The opinion of the court was delivered by: Katz, Senior District Judge.
Omnipoint Communications Enterprises, L.P. ("Omnipoint")
seeks to place a 110-foot communications tower in Easttown
Township. At the time of its application to the Township's Zoning
Hearing Board ("ZHB"), such a structure was not permitted under
the Township's zoning ordinance at the site selected by Omnipoint.
The ZHB denied Omnipoint's application, which challenged the
validity of the zoning ordinance or, in the alternative, sought
several variances. Omnipoint then filed suit in this court,
pursuant to the Telecommunications Act of 1996 ("TCA"),
47 U.S.C. § 332(7)(B)(v), challenging that decision. Now before the court
are the parties' cross motions for summary judgment.
According to Omnipoint, the tower is necessary because of a
"gap" in its wireless service along Route 252. The synagogue is
located in an area zoned as AA residential; under the Township's
zoning ordinance, a communications tower is not a permissible use
in such a district.*fn2 See Pl. Ex. 6 at 8 (Easttown Township
Ord. No. 160-80, art. III (1980)). In addition, in an AA
residential area, no structure may be higher than thirty-five
feet. See id. at 9.
Omnipoint submitted an application to the ZHB in which it
alleged that the Township's ordinance prohibited or effectively
prohibited wireless services in violation of the TCA. It also
charged that the ordinance was invalid under Pennsylvania law. In
the alternative, Omnipoint requested a number of variances from
the ordinance, including use and height variances. See Def. Ex. C
(Application of Omnipoint).
The ZBH held three public hearings regarding Omnipoint's
application — on September 16, 1998, October 28, 1998, and January
11, 1999 — and issued a detailed written decision denying the
application on March 17, 1999. The ZHB found that the ordinance
was valid under both Pennsylvania and federal law.
Omnipoint raises several grounds for a ruling in its favor in
its motion for summary judgment. First, it argues that the
Board's decision violated the TCA. Second, it argues that the
decision violated applicable state law. Finally, it alleges a
civil rights violation under section 1983. It requests that the
court reverse the decision of the ZHB and issue a writ of mandamus
ordering the ZHB to grant Omnipoint's application. The ZHB, in
turn, requests summary judgment on these points and asks the court
to uphold its decision.
A. The Telecommunications Act
The TCA was enacted, in part, to balance the need to

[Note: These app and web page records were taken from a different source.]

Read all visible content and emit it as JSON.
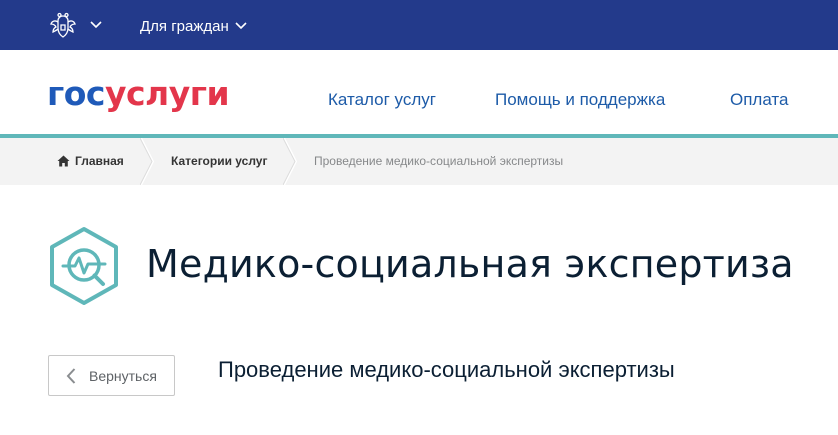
{
  "topbar": {
    "for_citizens_label": "Для граждан"
  },
  "header": {
    "logo": {
      "part1": "гос",
      "part2": "услуги"
    },
    "nav": [
      {
        "label": "Каталог услуг"
      },
      {
        "label": "Помощь и поддержка"
      },
      {
        "label": "Оплата"
      }
    ]
  },
  "breadcrumbs": [
    {
      "label": "Главная"
    },
    {
      "label": "Категории услуг"
    },
    {
      "label": "Проведение медико-социальной экспертизы"
    }
  ],
  "page": {
    "title": "Медико-социальная экспертиза",
    "back_label": "Вернуться",
    "service_title": "Проведение медико-социальной экспертизы"
  },
  "colors": {
    "topbar": "#233a8b",
    "logo_blue": "#1f5ab9",
    "logo_red": "#e3364b",
    "nav_link": "#1d5ba8",
    "accent_line": "#5fb7b9",
    "breadcrumb_bg": "#f3f3f3"
  },
  "icons": [
    "emblem-icon",
    "chevron-down-icon",
    "home-icon",
    "medical-expertise-icon",
    "chevron-left-icon"
  ]
}
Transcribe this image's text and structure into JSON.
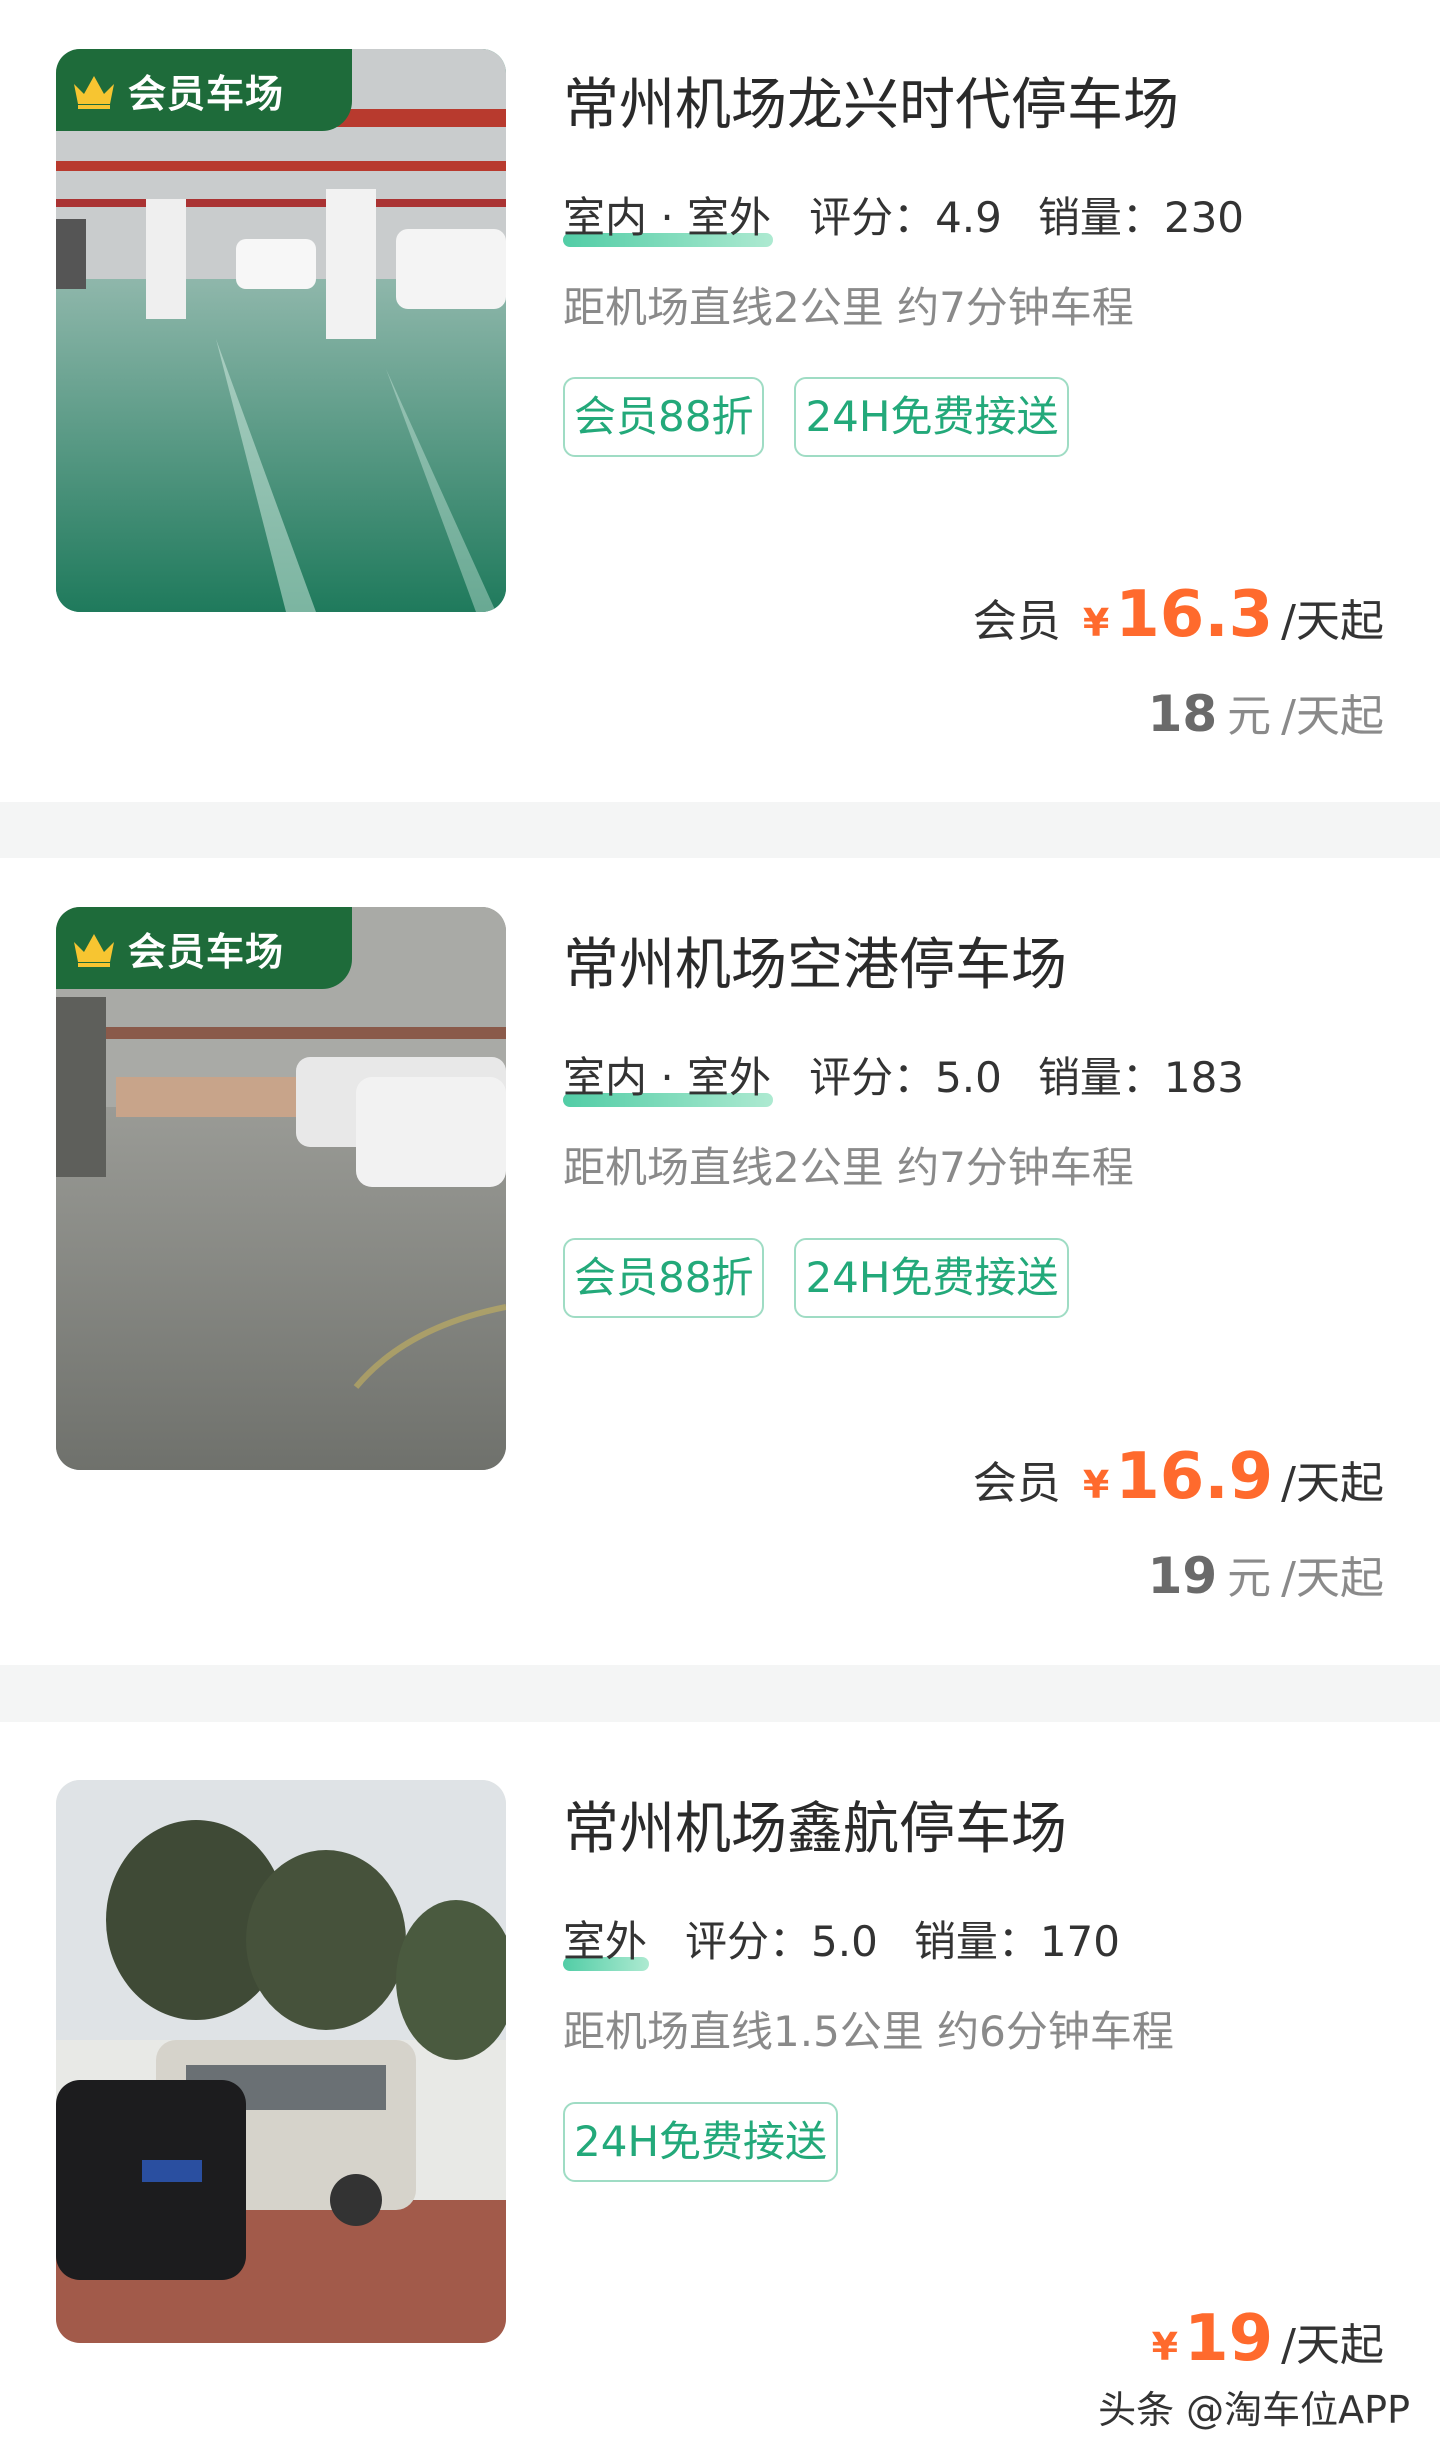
{
  "listings": [
    {
      "badge": "会员车场",
      "image_desc": "indoor-garage-green-floor",
      "name": "常州机场龙兴时代停车场",
      "type": "室内 · 室外",
      "rating": "评分：4.9",
      "sales": "销量：230",
      "distance": "距机场直线2公里 约7分钟车程",
      "tags": [
        "会员88折",
        "24H免费接送"
      ],
      "member_label": "会员",
      "currency": "¥",
      "price": "16.3",
      "price_unit": "/天起",
      "original_price": "18",
      "original_currency": "元",
      "original_unit": "/天起"
    },
    {
      "badge": "会员车场",
      "image_desc": "indoor-garage-concrete-floor",
      "name": "常州机场空港停车场",
      "type": "室内 · 室外",
      "rating": "评分：5.0",
      "sales": "销量：183",
      "distance": "距机场直线2公里 约7分钟车程",
      "tags": [
        "会员88折",
        "24H免费接送"
      ],
      "member_label": "会员",
      "currency": "¥",
      "price": "16.9",
      "price_unit": "/天起",
      "original_price": "19",
      "original_currency": "元",
      "original_unit": "/天起"
    },
    {
      "image_desc": "outdoor-lot-trees-cars",
      "name": "常州机场鑫航停车场",
      "type": "室外",
      "rating": "评分：5.0",
      "sales": "销量：170",
      "distance": "距机场直线1.5公里 约6分钟车程",
      "tags": [
        "24H免费接送"
      ],
      "currency": "¥",
      "price": "19",
      "price_unit": "/天起"
    }
  ],
  "watermark": "头条 @淘车位APP",
  "colors": {
    "accent_green": "#23a97a",
    "badge_green": "#1e6b3a",
    "price_orange": "#ff6a2d"
  }
}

establish a national network of wireless communications facilities
with preservation of local authority over zoning decisions. See
Omnipoint Corp. v. Zoning Hearing Bd. of Pine Grove Township,
181 F.3d 403, 406-07 (3d Cir. 1999). To that end, the TCA provides
limited grounds for appeal to a federal district court from an
adverse zoning decision regarding the siting of a
telecommunications facility. See 47 U.S.C. § 332(7); Pine Grove,
181 F.3d at 406-07. The TCA requires that a decision denying a
request to place or modify a personal wireless services facility
be "in writing and supported by substantial evidence."
47 U.S.C. § 332(7)(B)(iii). Substantively, the TCA mandates, inter alia,
that a state or local government's regulation of such services
shall not "prohibit or have the effect of
prohibiting the provision of personal wireless services."
47 U.S.C. § 337(7)(B)(i)(II).
According to Omnipoint, the ZHB's decision was not supported
by substantial evidence in violation of section 332(7)(B)(iii).
Omnipoint also contends that the Township's zoning ordinance and
the ZHB's denial of its application have the effect of prohibiting
telecommunications services in violation of section
337(7)(B)(i)(II) of the TCA.*fn3
The ZHB's decision upholding the validity of the zoning
ordinance was not supported by substantial evidence. This
standard of review of a local authority's zoning decision under
the TCA is "the same standard applied to federal administrative
decisions." Pine Grove, 181 F.3d at 408 (citations omitted).
Substantial evidence is "such relevant evidence as a reasonable
mind might accept as adequate to support a conclusion." Id.
(citations and punctuation marks omitted). In ...